See the difference? The first sentence is vague: the writer is making a claim (“I care deeply about the elderly”) without backing it up. Anyone can make statements like these. The second sentence helps us understand that this extracurricular interest is authentic and that the writer has already demonstrated his or her commitment to the issue at hand. Details of the project are on the activities list (how many people are involved in the club, how many people and facilities have been served, etc.), so there’s no need to waste words here. This short “origin story” of the club tells us something new, and justifies the applicant’s choice of extracurricular activities at Duke.
Duke University seeks a talented, engaged student body that embodies the wide range of human experience; we believe that the diversity of our students makes our community stronger. If you’d like to share a perspective you bring or experiences you’ve had to help us understand you better—perhaps related to a community you belong to or your family or cultural background—we encourage you to do so. Real people are reading your application, and we want to do our best to understand and appreciate the real people applying to Duke. (250 words maximum)
The point of all these essays is for admissions officers (real people) to get to know you (a real person). So while this question is technically optional, it really isn’t. Regardless of who you are, I promise that you have a unique human experience. If you will be the first member of your family to attend college (only 9% of accepted students to the class of 2022 were first-generation college students) or belong to another underrepresented group at Duke University, this is a great time for you to write about what your human experience is like, and how you hope to contribute your perspectives once at Duke. Take a look at demographics at Duke. Notice, for example, that 65% of the class of 2022 were from public schools. So, not that you would, but don’t write about being from public school. You’re not unusual in this regard. If you were homeschooled, on the other hand, that would be truly unusual for Duke (4% of the class of 2022).
Even if you are a middle-class white kid from outside of, say Houston, this is your chance to think long and hard about what makes your experience unique. It’s a chance to show self-awareness and introspection. Tell a story about what’s unique about your community, family, or school.
Duke’s commitment to diversity and inclusion includes gender identity and sexual orientation. If you would like to share with us more about either, and have not done so elsewhere in the application, we invite you to do so here.
To repeat what I said at the top: if you are not a member of the LGBTQIA+ community, sit this one out. It’s not your turn to talk.
And, again, if you are a member of the LGBTQIA+ community, this essay is truly optional.
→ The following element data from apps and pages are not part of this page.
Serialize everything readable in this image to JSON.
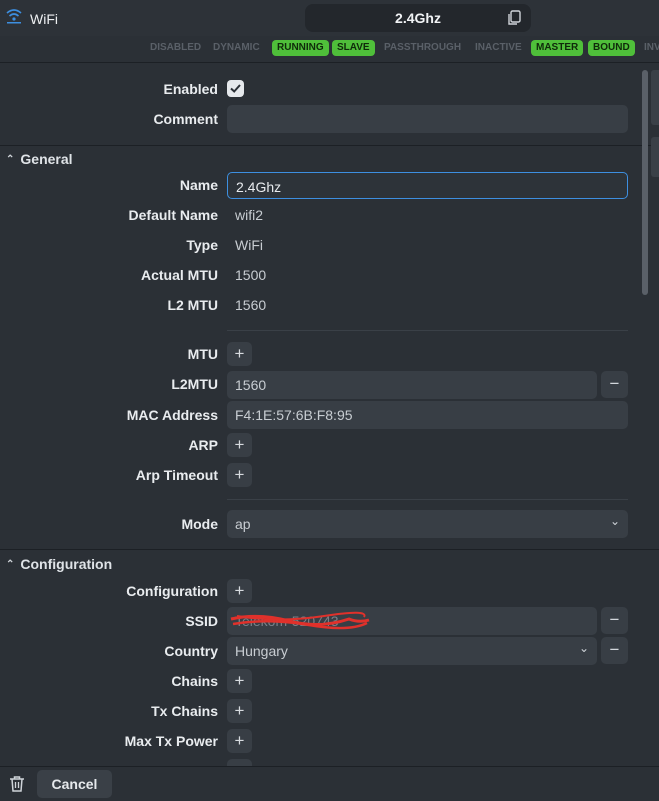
{
  "app": {
    "title": "WiFi"
  },
  "header": {
    "title": "2.4Ghz"
  },
  "flags": [
    {
      "label": "DISABLED",
      "active": false
    },
    {
      "label": "DYNAMIC",
      "active": false
    },
    {
      "label": "RUNNING",
      "active": true
    },
    {
      "label": "SLAVE",
      "active": true
    },
    {
      "label": "PASSTHROUGH",
      "active": false
    },
    {
      "label": "INACTIVE",
      "active": false
    },
    {
      "label": "MASTER",
      "active": true
    },
    {
      "label": "BOUND",
      "active": true
    },
    {
      "label": "INV",
      "active": false
    }
  ],
  "top": {
    "enabled_label": "Enabled",
    "enabled": true,
    "comment_label": "Comment",
    "comment_value": ""
  },
  "general": {
    "section_title": "General",
    "name_label": "Name",
    "name_value": "2.4Ghz",
    "default_name_label": "Default Name",
    "default_name_value": "wifi2",
    "type_label": "Type",
    "type_value": "WiFi",
    "actual_mtu_label": "Actual MTU",
    "actual_mtu_value": "1500",
    "l2mtu_label": "L2 MTU",
    "l2mtu_value": "1560",
    "mtu_label": "MTU",
    "l2mtu_edit_label": "L2MTU",
    "l2mtu_edit_value": "1560",
    "mac_label": "MAC Address",
    "mac_value": "F4:1E:57:6B:F8:95",
    "arp_label": "ARP",
    "arp_timeout_label": "Arp Timeout",
    "mode_label": "Mode",
    "mode_value": "ap"
  },
  "configuration": {
    "section_title": "Configuration",
    "configuration_label": "Configuration",
    "ssid_label": "SSID",
    "ssid_value": "Telekom-520743",
    "country_label": "Country",
    "country_value": "Hungary",
    "chains_label": "Chains",
    "tx_chains_label": "Tx Chains",
    "max_tx_power_label": "Max Tx Power"
  },
  "footer": {
    "cancel_label": "Cancel"
  },
  "symbols": {
    "plus": "+",
    "minus": "−",
    "chevron_down": "⌄",
    "chevron_up": "⌃"
  },
  "colors": {
    "accent": "#3d8fe0",
    "flag_active": "#4fbf3a",
    "background": "#2b3036"
  }
}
You are under no obligation to share anything you don’t want to. But it’s a chance for you to speak to your experiences if you’d like to take it.
As always, we’re here to help. Don’t hesitate to reach out.